Robert Dessaix is one of Australia's most respected writers and broadcasters. His previous books include A MOTHER'S DISGRACE, NIGHT LETTERS and CORFU. He lives in Melbourne.
Dessaix, a well-known Australian literary historian who has previously written on Ivan Turgenev (Turgenev: The Quest for Faith), here explores the nature of the novelist's lifelong love for French opera singer Pauline Viardot. The star of the book, however, is not Turgenev, but Dessaix himself, who attempts to find bridges in time to the footholds of Turgenev's life so that he can better understand his subject's experiences and emotions. As a biography, the book is impressionistic and speculative, qualities that make it easier to imagine Turgenev than to learn about him. But imagining a great Russian novelist over a century dead is no mean feat, and ultimately Dessaix is successful at taking us with him on his travels. Twilight of Love is actually the only biography in English that takes place within the lifespan of Turgenev's love. Particularly because of its focus on Turgenev's relationship with Viardot, it should be included in all college and university libraries specializing in Russian studies or Russian literature.-Maria Kochis, California State Univ., Sacramento Copyright 2005 Reed Business Information.

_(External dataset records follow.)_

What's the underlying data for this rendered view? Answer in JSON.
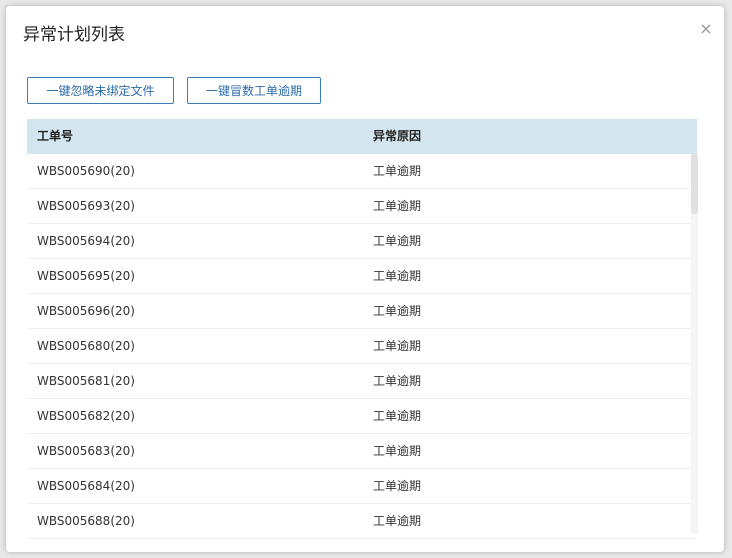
{
  "dialog": {
    "title": "异常计划列表",
    "close_icon": "×"
  },
  "toolbar": {
    "ignore_unbound_label": "一键忽略未绑定文件",
    "batch_overdue_label": "一键冒数工单逾期"
  },
  "table": {
    "columns": [
      "工单号",
      "异常原因"
    ],
    "rows": [
      {
        "order": "WBS005690(20)",
        "reason": "工单逾期"
      },
      {
        "order": "WBS005693(20)",
        "reason": "工单逾期"
      },
      {
        "order": "WBS005694(20)",
        "reason": "工单逾期"
      },
      {
        "order": "WBS005695(20)",
        "reason": "工单逾期"
      },
      {
        "order": "WBS005696(20)",
        "reason": "工单逾期"
      },
      {
        "order": "WBS005680(20)",
        "reason": "工单逾期"
      },
      {
        "order": "WBS005681(20)",
        "reason": "工单逾期"
      },
      {
        "order": "WBS005682(20)",
        "reason": "工单逾期"
      },
      {
        "order": "WBS005683(20)",
        "reason": "工单逾期"
      },
      {
        "order": "WBS005684(20)",
        "reason": "工单逾期"
      },
      {
        "order": "WBS005688(20)",
        "reason": "工单逾期"
      }
    ]
  }
}
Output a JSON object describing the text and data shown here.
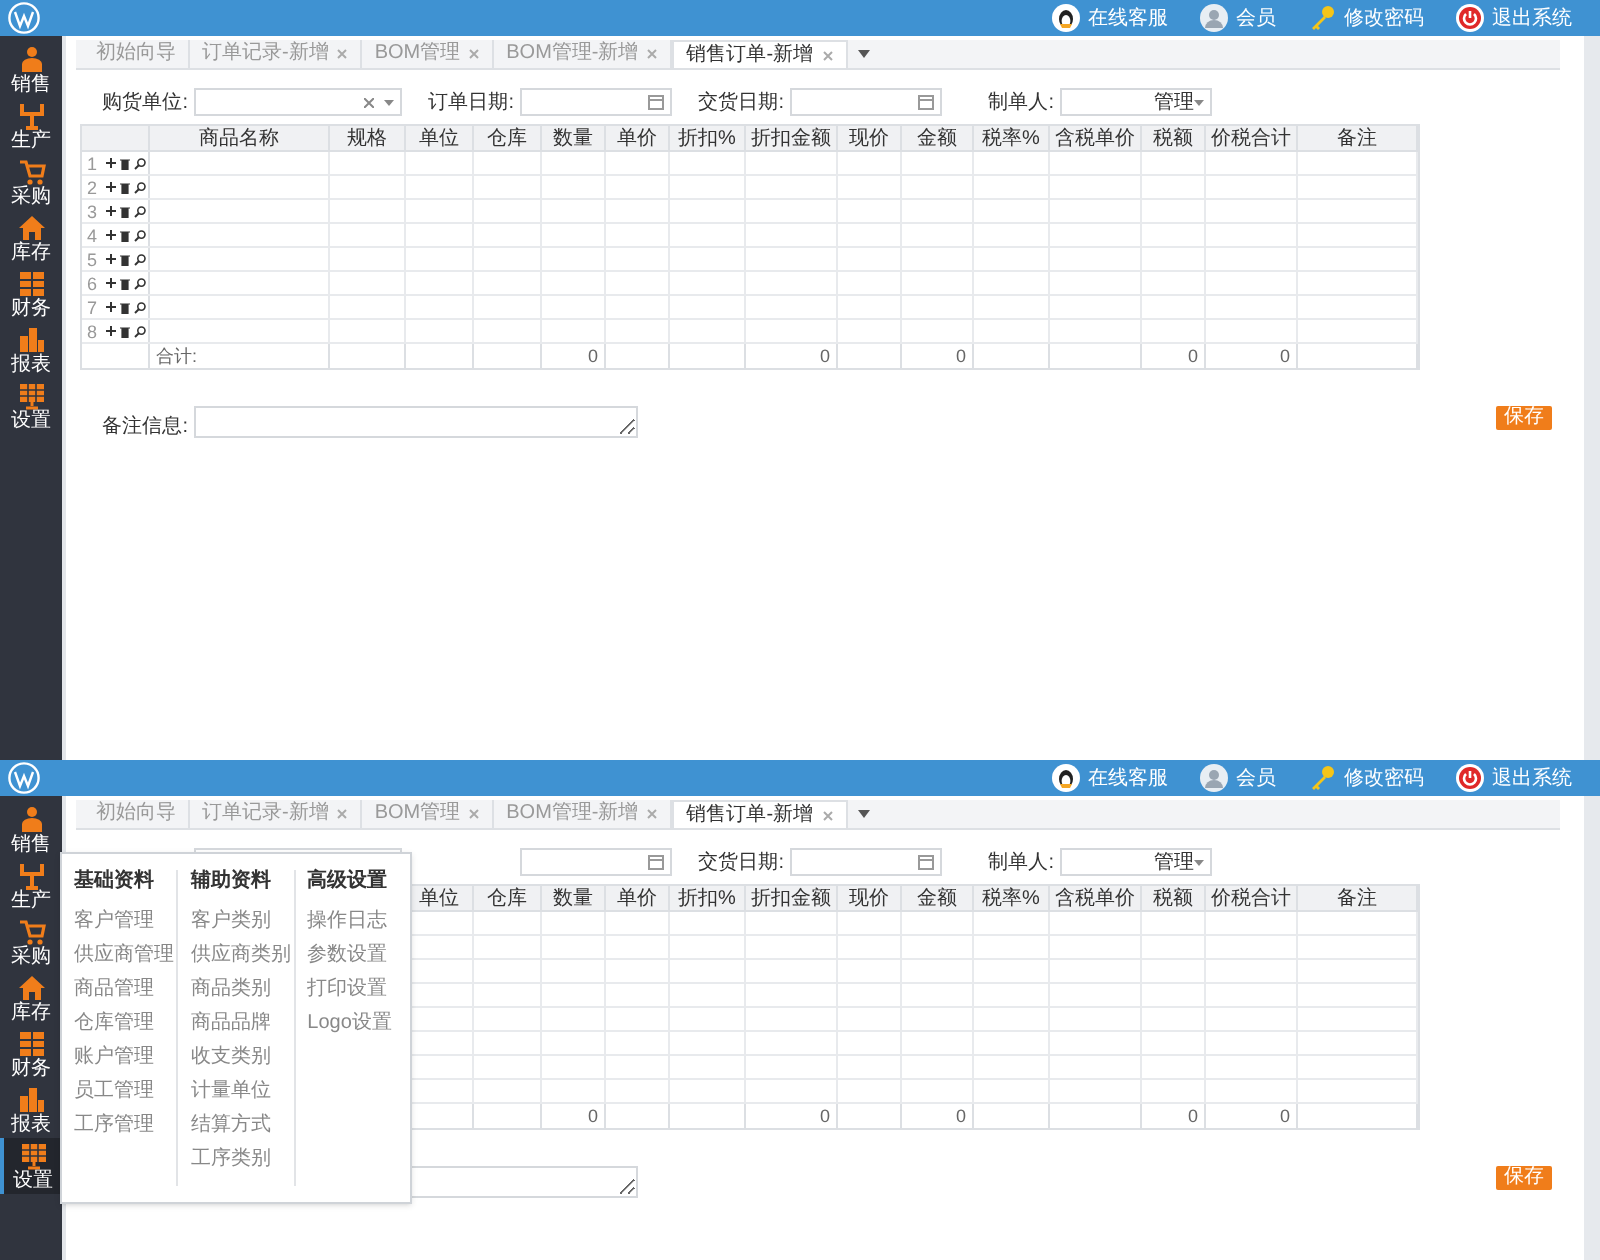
{
  "screens": [
    {
      "header": {
        "links": [
          {
            "kind": "qq",
            "label": "在线客服"
          },
          {
            "kind": "avatar",
            "label": "会员"
          },
          {
            "kind": "key",
            "label": "修改密码"
          },
          {
            "kind": "logout",
            "label": "退出系统"
          }
        ]
      },
      "sidebar": [
        {
          "kind": "sales",
          "label": "销售",
          "selected": false
        },
        {
          "kind": "production",
          "label": "生产",
          "selected": false
        },
        {
          "kind": "purchase",
          "label": "采购",
          "selected": false
        },
        {
          "kind": "stock",
          "label": "库存",
          "selected": false
        },
        {
          "kind": "finance",
          "label": "财务",
          "selected": false
        },
        {
          "kind": "report",
          "label": "报表",
          "selected": false
        },
        {
          "kind": "settings",
          "label": "设置",
          "selected": false
        }
      ],
      "tabs": [
        {
          "label": "初始向导",
          "selected": false,
          "closable": false
        },
        {
          "label": "订单记录-新增",
          "selected": false,
          "closable": true
        },
        {
          "label": "BOM管理",
          "selected": false,
          "closable": true
        },
        {
          "label": "BOM管理-新增",
          "selected": false,
          "closable": true
        },
        {
          "label": "销售订单-新增",
          "selected": true,
          "closable": true
        }
      ],
      "form": [
        {
          "kind": "combo",
          "label": "购货单位:"
        },
        {
          "kind": "date",
          "label": "订单日期:"
        },
        {
          "kind": "date",
          "label": "交货日期:"
        },
        {
          "kind": "select",
          "label": "制单人:",
          "value": "管理"
        }
      ],
      "table": {
        "columns": [
          {
            "kind": "text",
            "label": "商品名称"
          },
          {
            "kind": "text",
            "label": "规格"
          },
          {
            "kind": "text",
            "label": "单位"
          },
          {
            "kind": "text",
            "label": "仓库"
          },
          {
            "kind": "number",
            "label": "数量",
            "total": "0"
          },
          {
            "kind": "number",
            "label": "单价"
          },
          {
            "kind": "number",
            "label": "折扣%"
          },
          {
            "kind": "number",
            "label": "折扣金额",
            "total": "0"
          },
          {
            "kind": "number",
            "label": "现价"
          },
          {
            "kind": "number",
            "label": "金额",
            "total": "0"
          },
          {
            "kind": "number",
            "label": "税率%"
          },
          {
            "kind": "number",
            "label": "含税单价"
          },
          {
            "kind": "number",
            "label": "税额",
            "total": "0"
          },
          {
            "kind": "number",
            "label": "价税合计",
            "total": "0"
          },
          {
            "kind": "text",
            "label": "备注"
          }
        ],
        "rows": [
          {
            "kind": "entry",
            "number": "1"
          },
          {
            "kind": "entry",
            "number": "2"
          },
          {
            "kind": "entry",
            "number": "3"
          },
          {
            "kind": "entry",
            "number": "4"
          },
          {
            "kind": "entry",
            "number": "5"
          },
          {
            "kind": "entry",
            "number": "6"
          },
          {
            "kind": "entry",
            "number": "7"
          },
          {
            "kind": "entry",
            "number": "8"
          }
        ],
        "total_label": "合计:"
      },
      "remark": {
        "label": "备注信息:"
      },
      "save_button": "保存"
    },
    {
      "header": {
        "links": [
          {
            "kind": "qq",
            "label": "在线客服"
          },
          {
            "kind": "avatar",
            "label": "会员"
          },
          {
            "kind": "key",
            "label": "修改密码"
          },
          {
            "kind": "logout",
            "label": "退出系统"
          }
        ]
      },
      "sidebar": [
        {
          "kind": "sales",
          "label": "销售",
          "selected": false
        },
        {
          "kind": "production",
          "label": "生产",
          "selected": false
        },
        {
          "kind": "purchase",
          "label": "采购",
          "selected": false
        },
        {
          "kind": "stock",
          "label": "库存",
          "selected": false
        },
        {
          "kind": "finance",
          "label": "财务",
          "selected": false
        },
        {
          "kind": "report",
          "label": "报表",
          "selected": false
        },
        {
          "kind": "settings",
          "label": "设置",
          "selected": true
        }
      ],
      "tabs": [
        {
          "label": "初始向导",
          "selected": false,
          "closable": false
        },
        {
          "label": "订单记录-新增",
          "selected": false,
          "closable": true
        },
        {
          "label": "BOM管理",
          "selected": false,
          "closable": true
        },
        {
          "label": "BOM管理-新增",
          "selected": false,
          "closable": true
        },
        {
          "label": "销售订单-新增",
          "selected": true,
          "closable": true
        }
      ],
      "form": [
        {
          "kind": "combo"
        },
        {
          "kind": "date"
        },
        {
          "kind": "date",
          "label": "交货日期:"
        },
        {
          "kind": "select",
          "label": "制单人:",
          "value": "管理"
        }
      ],
      "table": {
        "columns": [
          {
            "kind": "text"
          },
          {
            "kind": "text"
          },
          {
            "kind": "text",
            "label": "单位"
          },
          {
            "kind": "text",
            "label": "仓库"
          },
          {
            "kind": "number",
            "label": "数量",
            "total": "0"
          },
          {
            "kind": "number",
            "label": "单价"
          },
          {
            "kind": "number",
            "label": "折扣%"
          },
          {
            "kind": "number",
            "label": "折扣金额",
            "total": "0"
          },
          {
            "kind": "number",
            "label": "现价"
          },
          {
            "kind": "number",
            "label": "金额",
            "total": "0"
          },
          {
            "kind": "number",
            "label": "税率%"
          },
          {
            "kind": "number",
            "label": "含税单价"
          },
          {
            "kind": "number",
            "label": "税额",
            "total": "0"
          },
          {
            "kind": "number",
            "label": "价税合计",
            "total": "0"
          },
          {
            "kind": "text",
            "label": "备注"
          }
        ],
        "rows": [
          {
            "kind": "blank"
          },
          {
            "kind": "blank"
          },
          {
            "kind": "blank"
          },
          {
            "kind": "blank"
          },
          {
            "kind": "blank"
          },
          {
            "kind": "blank"
          },
          {
            "kind": "blank"
          },
          {
            "kind": "blank"
          }
        ]
      },
      "save_button": "保存",
      "menu": {
        "columns": [
          {
            "heading": "基础资料",
            "items": [
              "客户管理",
              "供应商管理",
              "商品管理",
              "仓库管理",
              "账户管理",
              "员工管理",
              "工序管理"
            ]
          },
          {
            "heading": "辅助资料",
            "items": [
              "客户类别",
              "供应商类别",
              "商品类别",
              "商品品牌",
              "收支类别",
              "计量单位",
              "结算方式",
              "工序类别"
            ]
          },
          {
            "heading": "高级设置",
            "items": [
              "操作日志",
              "参数设置",
              "打印设置",
              "Logo设置"
            ]
          }
        ]
      }
    }
  ]
}
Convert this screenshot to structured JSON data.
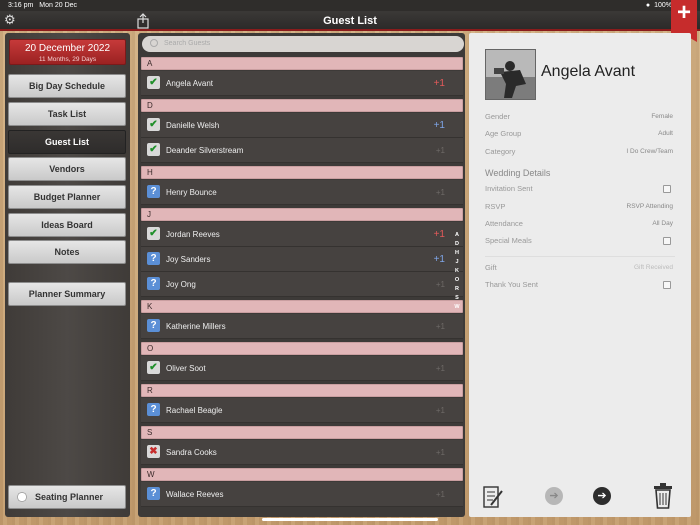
{
  "status_bar": {
    "time": "3:16 pm",
    "date": "Mon 20 Dec",
    "battery": "100%"
  },
  "nav": {
    "title": "Guest List",
    "add_label": "+"
  },
  "sidebar": {
    "date_title": "20 December 2022",
    "date_sub": "11 Months, 29 Days",
    "items": [
      {
        "label": "Big Day Schedule"
      },
      {
        "label": "Task List"
      },
      {
        "label": "Guest List"
      },
      {
        "label": "Vendors"
      },
      {
        "label": "Budget Planner"
      },
      {
        "label": "Ideas Board"
      },
      {
        "label": "Notes"
      }
    ],
    "planner_summary": "Planner Summary",
    "seating_planner": "Seating Planner"
  },
  "guests": {
    "search_placeholder": "Search Guests",
    "sections": [
      {
        "letter": "A",
        "rows": [
          {
            "name": "Angela Avant",
            "status": "check",
            "plus": "+1",
            "plus_style": "red"
          }
        ]
      },
      {
        "letter": "D",
        "rows": [
          {
            "name": "Danielle Welsh",
            "status": "check",
            "plus": "+1",
            "plus_style": "blue"
          },
          {
            "name": "Deander  Silverstream",
            "status": "check",
            "plus": "+1",
            "plus_style": "dim"
          }
        ]
      },
      {
        "letter": "H",
        "rows": [
          {
            "name": "Henry Bounce",
            "status": "question",
            "plus": "+1",
            "plus_style": "dim"
          }
        ]
      },
      {
        "letter": "J",
        "rows": [
          {
            "name": "Jordan Reeves",
            "status": "check",
            "plus": "+1",
            "plus_style": "red"
          },
          {
            "name": "Joy Sanders",
            "status": "question",
            "plus": "+1",
            "plus_style": "blue"
          },
          {
            "name": "Joy Ong",
            "status": "question",
            "plus": "+1",
            "plus_style": "dim"
          }
        ]
      },
      {
        "letter": "K",
        "rows": [
          {
            "name": "Katherine Millers",
            "status": "question",
            "plus": "+1",
            "plus_style": "dim"
          }
        ]
      },
      {
        "letter": "O",
        "rows": [
          {
            "name": "Oliver Soot",
            "status": "check",
            "plus": "+1",
            "plus_style": "dim"
          }
        ]
      },
      {
        "letter": "R",
        "rows": [
          {
            "name": "Rachael Beagle",
            "status": "question",
            "plus": "+1",
            "plus_style": "dim"
          }
        ]
      },
      {
        "letter": "S",
        "rows": [
          {
            "name": "Sandra Cooks",
            "status": "x",
            "plus": "+1",
            "plus_style": "dim"
          }
        ]
      },
      {
        "letter": "W",
        "rows": [
          {
            "name": "Wallace Reeves",
            "status": "question",
            "plus": "+1",
            "plus_style": "dim"
          }
        ]
      }
    ],
    "index_letters": [
      "A",
      "D",
      "H",
      "J",
      "K",
      "O",
      "R",
      "S",
      "W"
    ]
  },
  "detail": {
    "name": "Angela Avant",
    "gender_label": "Gender",
    "gender_value": "Female",
    "age_label": "Age Group",
    "age_value": "Adult",
    "category_label": "Category",
    "category_value": "I Do Crew/Team",
    "wedding_title": "Wedding Details",
    "invitation_label": "Invitation Sent",
    "rsvp_label": "RSVP",
    "rsvp_value": "RSVP Attending",
    "attendance_label": "Attendance",
    "attendance_value": "All Day",
    "meals_label": "Special Meals",
    "gift_label": "Gift",
    "gift_value": "Gift Received",
    "thankyou_label": "Thank You Sent"
  }
}
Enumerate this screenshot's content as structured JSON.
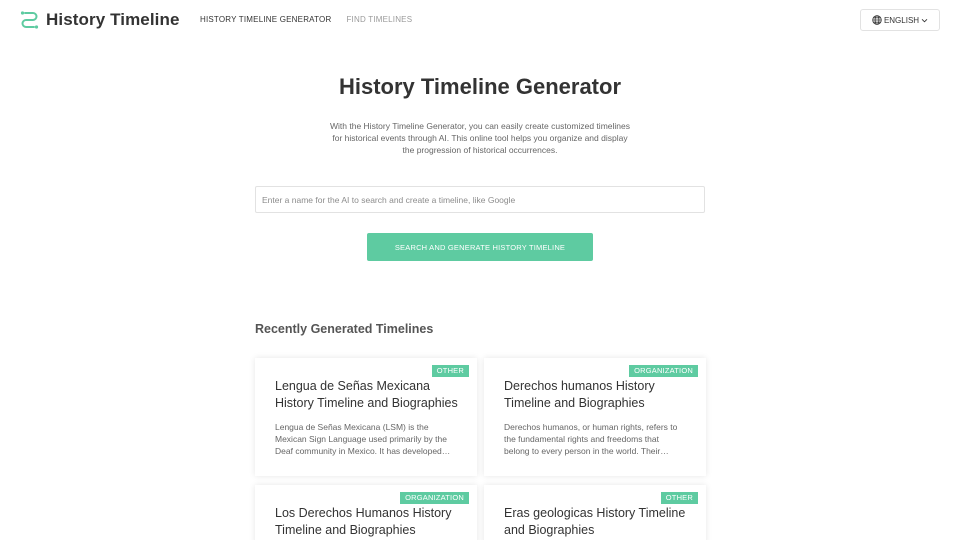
{
  "header": {
    "logo_text": "History Timeline",
    "nav": [
      {
        "label": "HISTORY TIMELINE GENERATOR"
      },
      {
        "label": "FIND TIMELINES"
      }
    ],
    "language": {
      "label": "ENGLISH",
      "icon": "globe-icon",
      "chevron": "chevron-down-icon"
    }
  },
  "hero": {
    "title": "History Timeline Generator",
    "description": "With the History Timeline Generator, you can easily create customized timelines for historical events through AI. This online tool helps you organize and display the progression of historical occurrences.",
    "search": {
      "placeholder": "Enter a name for the AI to search and create a timeline, like Google",
      "value": ""
    },
    "button_label": "SEARCH AND GENERATE HISTORY TIMELINE"
  },
  "recent": {
    "title": "Recently Generated Timelines",
    "cards": [
      {
        "badge": "OTHER",
        "title": "Lengua de Señas Mexicana History Timeline and Biographies",
        "description": "Lengua de Señas Mexicana (LSM) is the Mexican Sign Language used primarily by the Deaf community in Mexico. It has developed over the years."
      },
      {
        "badge": "ORGANIZATION",
        "title": "Derechos humanos History Timeline and Biographies",
        "description": "Derechos humanos, or human rights, refers to the fundamental rights and freedoms that belong to every person in the world. Their history is marked by struggle."
      },
      {
        "badge": "ORGANIZATION",
        "title": "Los Derechos Humanos History Timeline and Biographies",
        "description": ""
      },
      {
        "badge": "OTHER",
        "title": "Eras geologicas History Timeline and Biographies",
        "description": ""
      }
    ]
  },
  "colors": {
    "accent": "#5ecba1",
    "text": "#333333",
    "muted": "#9a9a9a"
  }
}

Dessaix, an Australian writer, scholar and radio presenter, may not be well known in America, but this enchanting memoir of his search for the soul of Russian writer Turgenev (1818-1883) could raise his profile. Growing up in Australia in the 1950s, Dessaix unaccountably fell in love with the Russian masters and ended up studying at Moscow University and teaching Russian language and literature. His passion for Turgenev developed over some 30 years. Feeling the urge to know his old friend better, Dessaix set out to visit Turgenev's various homes in Germany, France and Russia. Like other scholars, Dessaix was perplexed by the writer's love life; his passion for married opera singer Pauline Viardot led him into a lifelong triangle with her and her husband. As Dessaix admits, "[I]f I could find the right word for what Turgenev felt, perhaps the love my own life is rooted in would grow even more luxuriantly." While the problem of irrational love in a world of reason is the dominant theme, Dessaix's work explores much more: Russian theology, the experience of being far away and therefore barbarian in European eyes, the modern confusion of the erotic with the sexual, and of course, the problem of death. Agent, Australian Literary Management. (Aug.) Copyright 2005 Reed Business Information.
Before he was a broadcaster, novelist and belletrist, Robert Dessaix was an academic specialising in Russia and its literature. In this fine book, he returns full circle to his literary first love: Ivan Turgenev, perhaps the most accessible of the great nineteenth-century Russian novelists. He relates his own recent cathartic journey through Germany, France and finally Russia itself in search of the places where his hero spent his curious life, often in exile, and often in a passionate yet probably chaste ménage a trois with a French opera singer and her husband. Time spent in Dessaix’s company is well-rewarded: he’s a thoughtful, informative and entertaining travelling companion as he reveals Turgenev’s life, times and work. But ultimately Turgenev’s life causes Dessaix to consider his own life and times, and to pose larger questions: how did Turgenev see love and happiness, or the possibility of them? What do our own choices in love—at a time when romantic love is coming to an end—say about us? What has been lost in the global consumer paradise that we, and modern Russians, now live in? Twilight of Love attempts some profound, although perhaps not conclusive, answers. Like Dessaix, I’m warming to the idea of rereading Turgenev, whose works are still available in very readable translations. Andrew Wilkins is AB&P’s publisher. C. 2004 Thorpe-Bowker and contributors
"This is what Robert Dessaix does best: an amalgam of travel writing, anecdotes, reminiscences, cultural and literary commentary, with a dash or two of politics and history as well, all of it held together by a pleasingly discursive style."